Mar 11 - 3:10:1766 Connecticut Courant
Connecticut Courant (March 10, 1766).

“Just Published … The Necessity of Repealing the American STAMP-ACT.”

Protesting the Stamp Act continued to occupy many American colonists in March 1766. It was certainly a primary concern of the printer of the Connecticut Courant and many of that newspaper’s readers. The Connecticut Courant was a more modest publication than some of its counterparts in larger cities – its four pages featured only two columns rather than three – but it opposed the Stamp Act with the same vigor as many more robust publications.

The first two (of four total) pages of the March 10, 1766, issue were devoted to coverage of the Stamp Act, including a letter from London (dated November 1 and reprinted from the Public Ledger), an extract of another letter from London (dated December 14 and reprinted from a Boston newspaper published February 27), and several shorter reports about the reactions of colonial officials near and far.

Advertisements of any sort did not appear until the third page.
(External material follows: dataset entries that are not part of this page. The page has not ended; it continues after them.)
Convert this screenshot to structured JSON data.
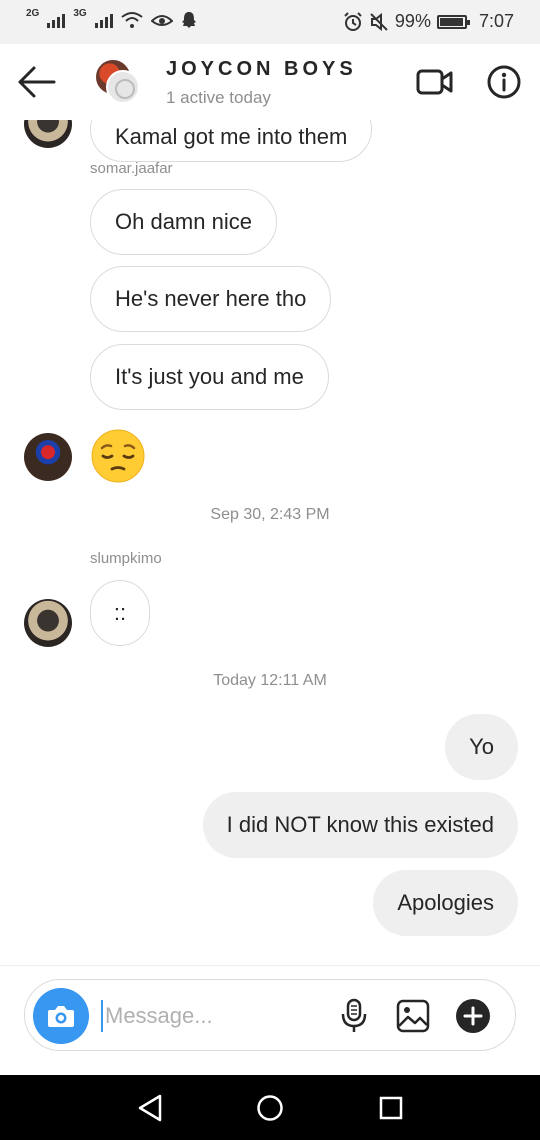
{
  "status_bar": {
    "signal1": "2G",
    "signal2": "3G",
    "battery": "99%",
    "time": "7:07"
  },
  "header": {
    "title": "JOYCON BOYS",
    "subtitle": "1 active today",
    "icons": [
      "back-arrow-icon",
      "group-avatar",
      "video-call-icon",
      "info-icon"
    ]
  },
  "messages": {
    "clipped_text": "Kamal got me into them",
    "sender_1": "somar.jaafar",
    "m1": "Oh damn nice",
    "m2": "He's never here tho",
    "m3": "It's just you and me",
    "emoji": "pensive-face-emoji",
    "timestamp_1": "Sep 30, 2:43 PM",
    "sender_2": "slumpkimo",
    "m4": "::",
    "timestamp_2": "Today 12:11 AM",
    "out1": "Yo",
    "out2": "I did NOT know this existed",
    "out3": "Apologies"
  },
  "composer": {
    "placeholder": "Message...",
    "icons": [
      "camera-icon",
      "microphone-icon",
      "gallery-icon",
      "plus-icon"
    ],
    "accent": "#3897f0"
  },
  "nav_bar": {
    "icons": [
      "nav-back-icon",
      "nav-home-icon",
      "nav-recents-icon"
    ]
  }
}
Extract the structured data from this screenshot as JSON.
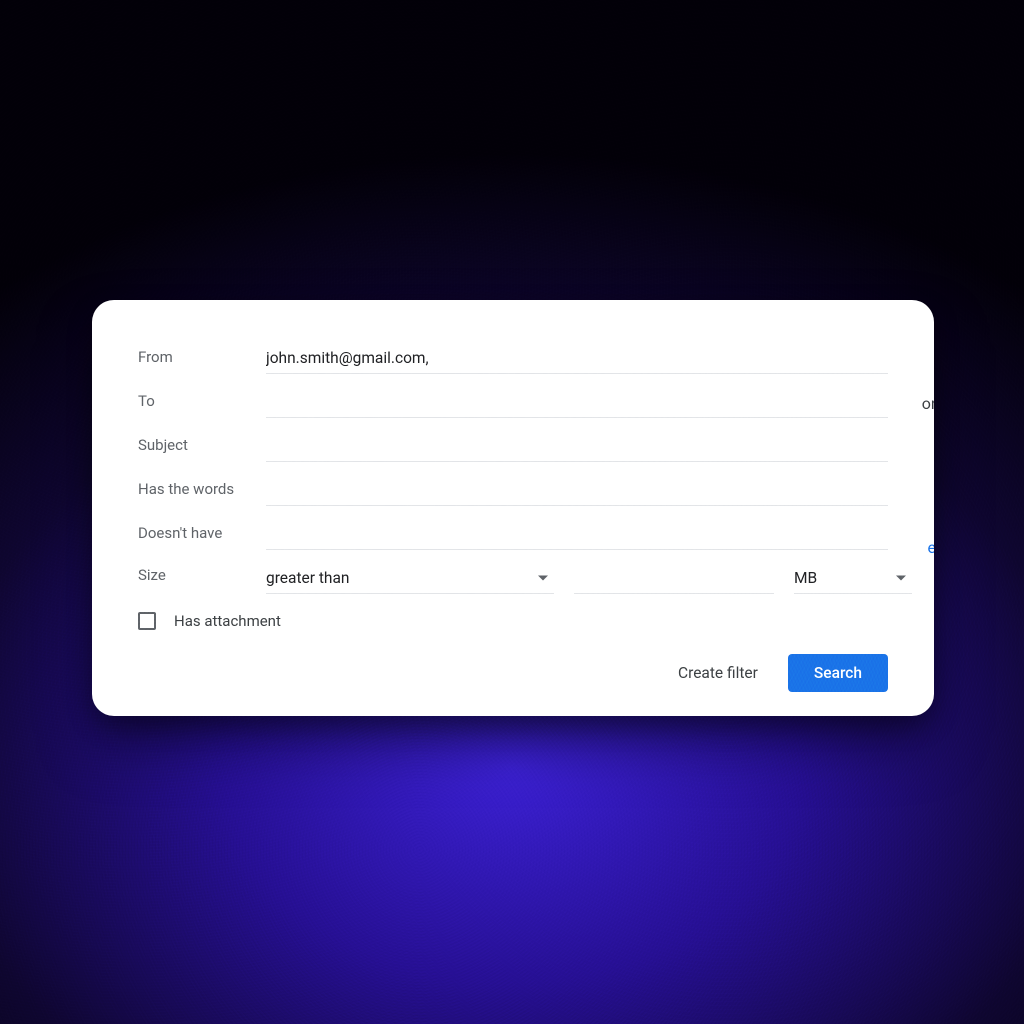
{
  "filter": {
    "from_label": "From",
    "from_value": "john.smith@gmail.com,",
    "to_label": "To",
    "to_value": "",
    "subject_label": "Subject",
    "subject_value": "",
    "has_words_label": "Has the words",
    "has_words_value": "",
    "doesnt_have_label": "Doesn't have",
    "doesnt_have_value": "",
    "size_label": "Size",
    "size_comparator": "greater than",
    "size_value": "",
    "size_unit": "MB",
    "has_attachment_label": "Has attachment"
  },
  "actions": {
    "create_filter": "Create filter",
    "search": "Search"
  },
  "peek": {
    "line1": "ons",
    "line2": "ew"
  }
}
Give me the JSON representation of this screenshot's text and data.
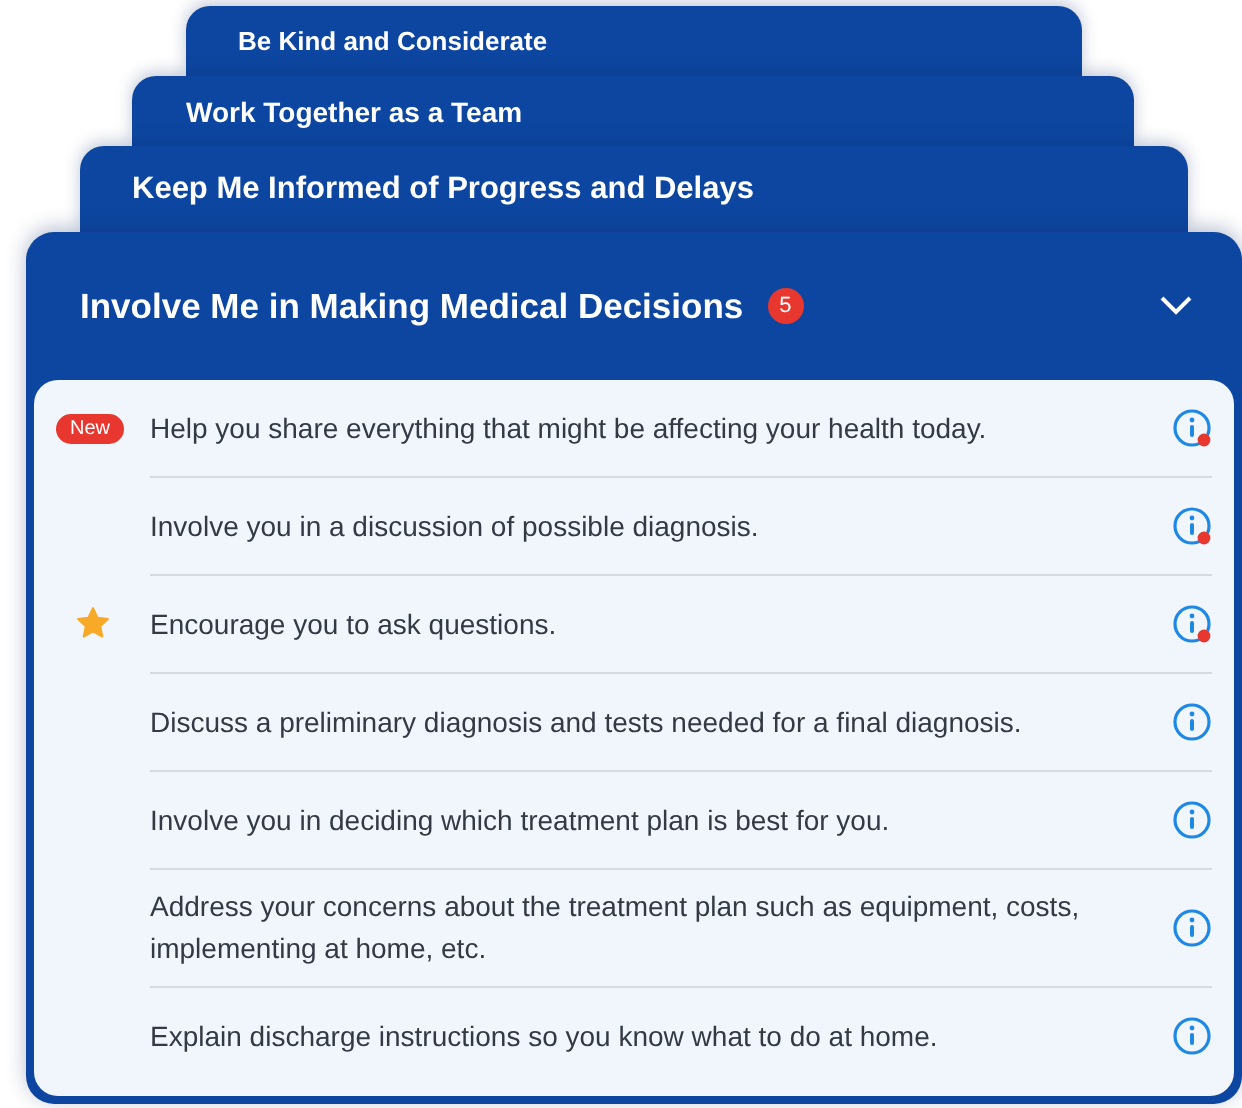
{
  "collapsed_sections": [
    {
      "title": "Be Kind and Considerate"
    },
    {
      "title": "Work Together as a Team"
    },
    {
      "title": "Keep Me Informed of Progress and Delays"
    }
  ],
  "open_section": {
    "title": "Involve Me in Making Medical Decisions",
    "count": "5",
    "expanded": true,
    "items": [
      {
        "text": "Help you share everything that might be affecting your health today.",
        "badge": "New",
        "starred": false,
        "unread": true
      },
      {
        "text": "Involve you in a discussion of possible diagnosis.",
        "starred": false,
        "unread": true
      },
      {
        "text": "Encourage you to ask questions.",
        "starred": true,
        "unread": true
      },
      {
        "text": "Discuss a preliminary diagnosis and tests needed for a final diagnosis.",
        "starred": false,
        "unread": false
      },
      {
        "text": "Involve you in deciding which treatment plan is best for you.",
        "starred": false,
        "unread": false
      },
      {
        "text": "Address your concerns about the treatment plan such as equipment, costs, implementing at home, etc.",
        "starred": false,
        "unread": false
      },
      {
        "text": "Explain discharge instructions so you know what to do at home.",
        "starred": false,
        "unread": false
      }
    ]
  }
}
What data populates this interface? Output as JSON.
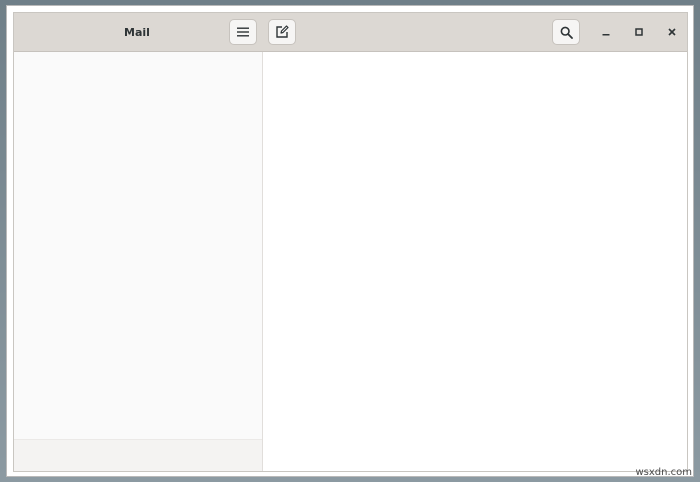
{
  "window": {
    "title": "Mail"
  },
  "headerbar": {
    "menu_icon": "hamburger-menu-icon",
    "compose_icon": "compose-edit-icon",
    "search_icon": "search-icon",
    "minimize_icon": "minimize-icon",
    "maximize_icon": "maximize-icon",
    "close_icon": "close-icon"
  },
  "watermark": {
    "text": "wsxdn.com"
  },
  "colors": {
    "headerbar": "#dcd8d3",
    "sidebar": "#fafafa",
    "content": "#ffffff",
    "text": "#2e3436"
  }
}
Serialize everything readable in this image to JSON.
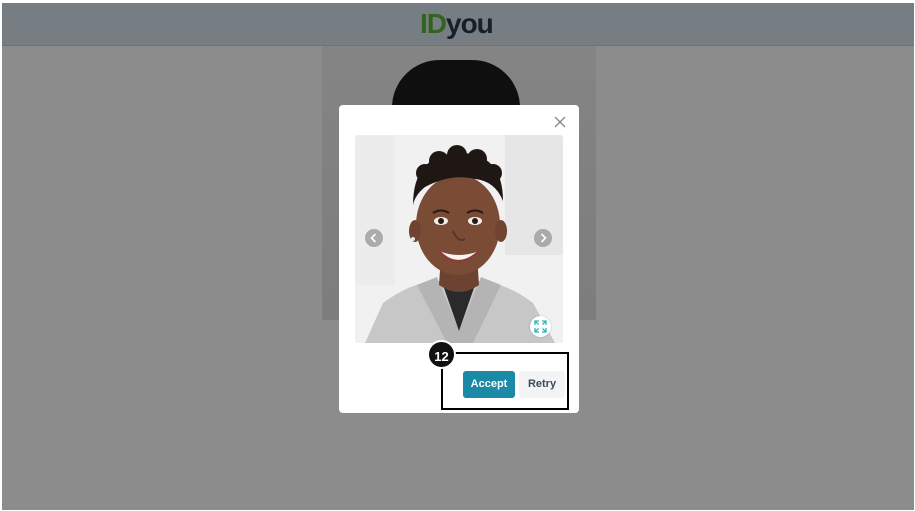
{
  "header": {
    "logo_id": "ID",
    "logo_you": "you"
  },
  "modal": {
    "accept_label": "Accept",
    "retry_label": "Retry"
  },
  "callout": {
    "number": "12"
  },
  "icons": {
    "close": "close-icon",
    "prev": "chevron-left-icon",
    "next": "chevron-right-icon",
    "expand": "expand-icon"
  },
  "colors": {
    "accent": "#1a8aa6",
    "logo_green": "#5fb23a",
    "logo_navy": "#2a3a49",
    "expand_icon": "#2fb3b3"
  }
}
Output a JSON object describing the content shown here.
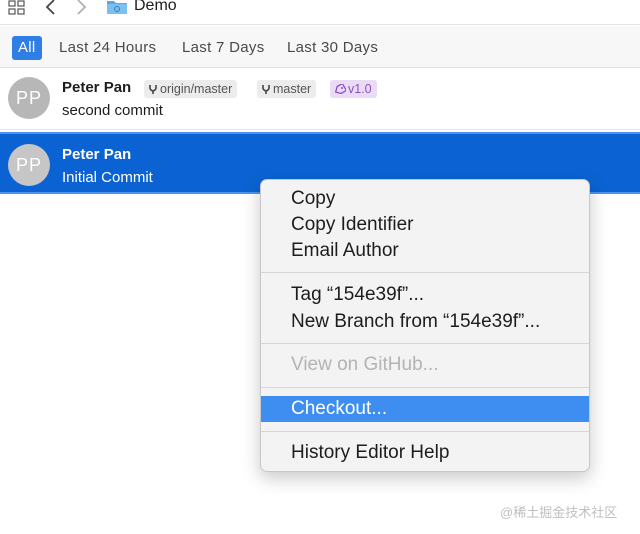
{
  "toolbar": {
    "repo_title": "Demo",
    "icons": [
      "grid-icon",
      "back-arrow-icon",
      "forward-arrow-icon",
      "folder-icon"
    ]
  },
  "filters": {
    "items": [
      "All",
      "Last 24 Hours",
      "Last 7 Days",
      "Last 30 Days"
    ],
    "active": "All"
  },
  "commits": [
    {
      "initials": "PP",
      "author": "Peter Pan",
      "message": "second commit",
      "refs": [
        {
          "type": "branch",
          "label": "origin/master"
        },
        {
          "type": "branch",
          "label": "master"
        },
        {
          "type": "tag",
          "label": "v1.0"
        }
      ],
      "selected": false
    },
    {
      "initials": "PP",
      "author": "Peter Pan",
      "message": "Initial Commit",
      "refs": [],
      "selected": true
    }
  ],
  "context_menu": {
    "items": [
      {
        "label": "Copy",
        "state": "normal"
      },
      {
        "label": "Copy Identifier",
        "state": "normal"
      },
      {
        "label": "Email Author",
        "state": "normal"
      },
      {
        "label": "Tag “154e39f”...",
        "state": "normal"
      },
      {
        "label": "New Branch from “154e39f”...",
        "state": "normal"
      },
      {
        "label": "View on GitHub...",
        "state": "disabled"
      },
      {
        "label": "Checkout...",
        "state": "highlighted"
      },
      {
        "label": "History Editor Help",
        "state": "normal"
      }
    ]
  },
  "watermark": "@稀土掘金技术社区",
  "colors": {
    "accent": "#2f7ee6",
    "selection": "#0b63d3",
    "menu_highlight": "#3d8ef0",
    "tag_text": "#8e4ec6",
    "tag_bg": "#eadcf7"
  }
}
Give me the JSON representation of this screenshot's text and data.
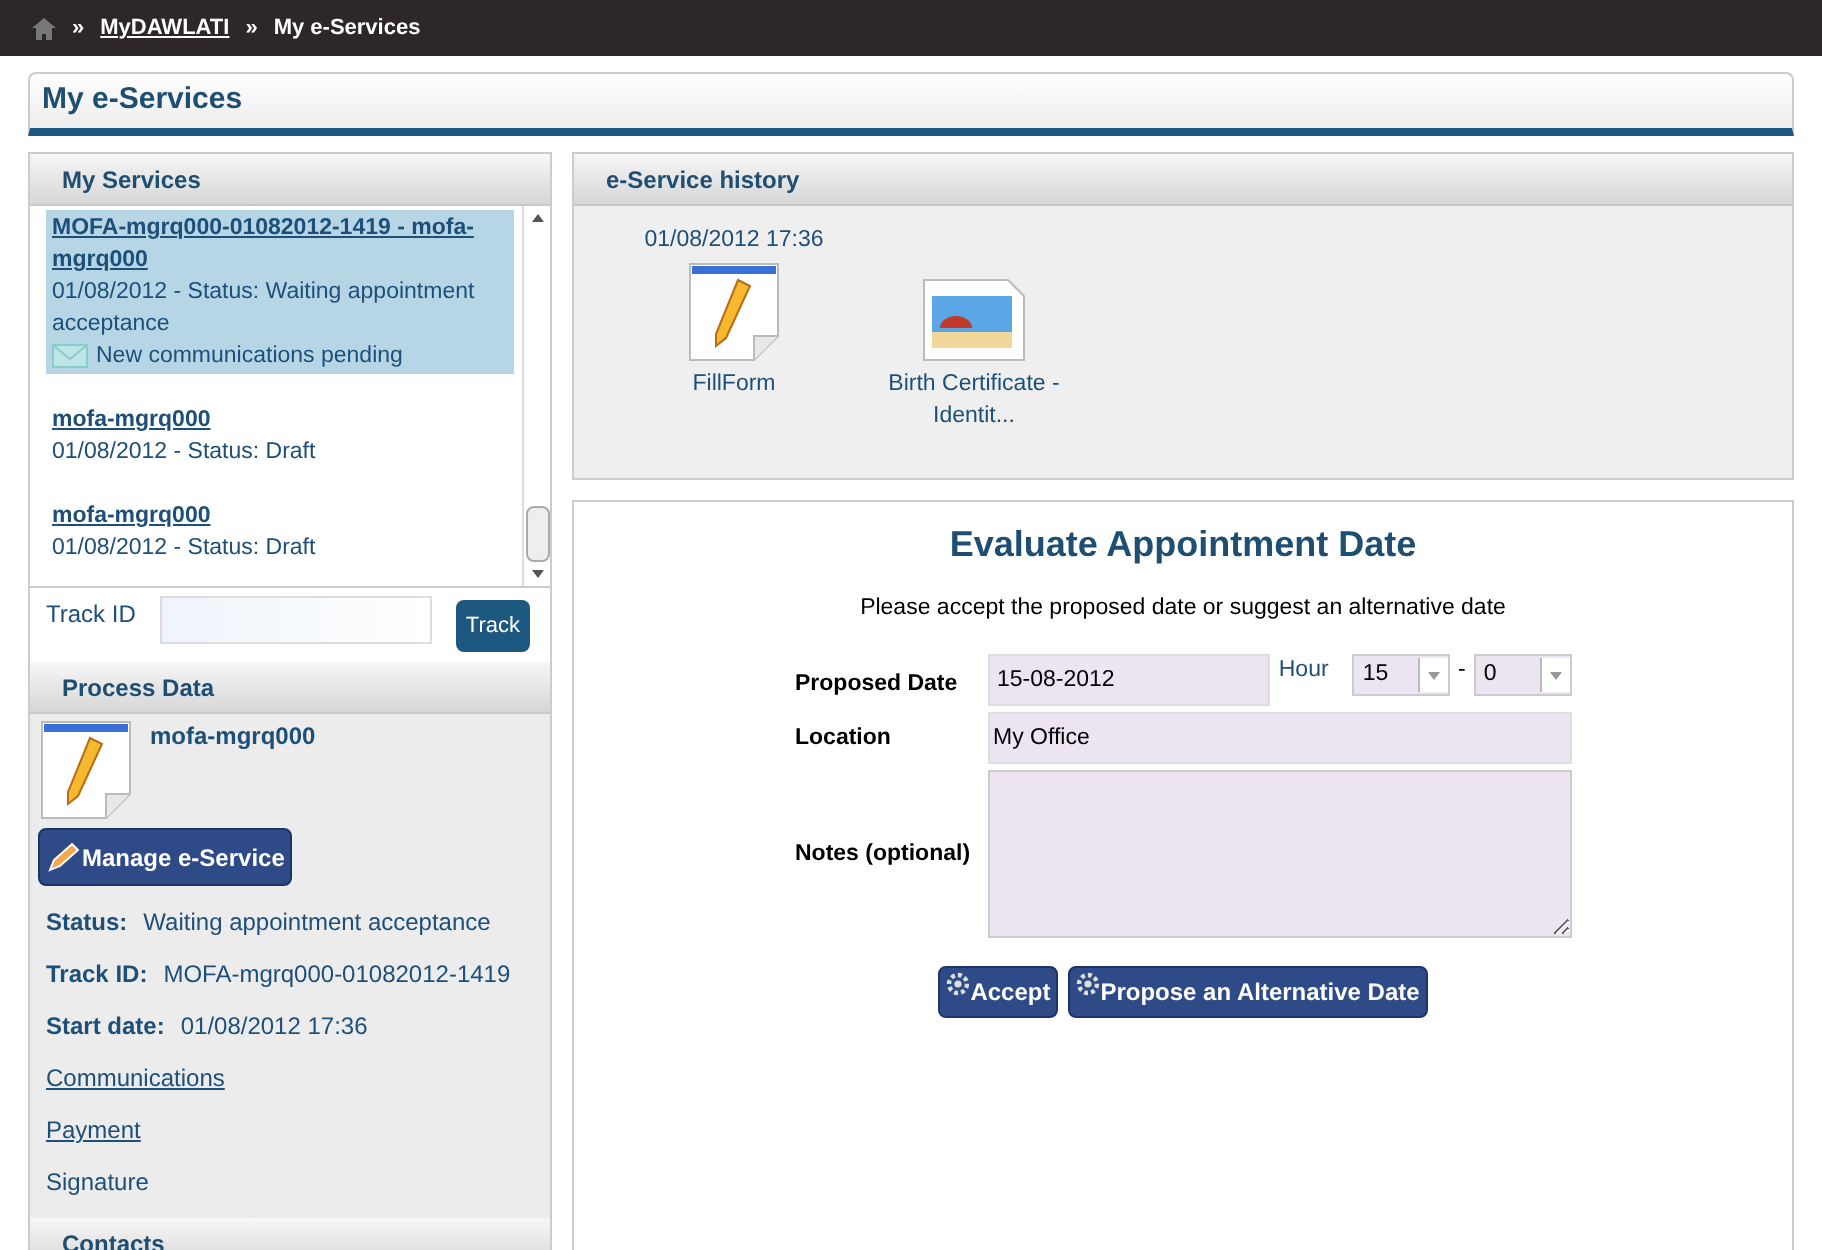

Today’s featured advertisement demonstrates that the commercial notices took on a political valence during the Stamp Act crisis. Printers, authors, and other members of the book trades marketed books and pamphlets about “The Necessity of Repealing the American STAMP-ACT.” And this particular advertisement should not be considered an isolated example. It appeared immediately above a similar advertisement for a pamphlet about “THE RIGHTS of the COLONIES TO THE PRIVILEGES Of British SUBJECTS.” The former was published in Boston and the latter in New York.

Mar 11 - Connecticut Courant Third Page 3:10:1766
Third page of the Connecticut Courant (March 10, 1766).

Both appeared in a column headed with an announcement that “THE last Tuesday of this Month (being the 25th Day) there is to be a General Congress of the SONS OF LIBERTY, in this Colony, to meet in Hartford, by their Representatives chosen for that Purpose.” (Was this an advertisement? It appeared alongside other advertisements, but given the printer’s political proclivities it is quire possible he inserted this notice gratis.) News coverage of the Stamp Act continued in the column to the left.

The content of the newspaper provides important context for understanding today’s advertisement. The other items formed a narrative that may have influenced potential customers to purchase one or both of the pamphlets offered for sale.

Boycotts of imported goods certainly gave decisions about which goods to purchase (or not) political valence in the 1760s and 1770s, but advertisements for books and pamphlets defending the “RIGHTS of the COLONIES” encouraged colonists to become readers who were better informed and who could better articulate why the actions of Parliament were so dangerous.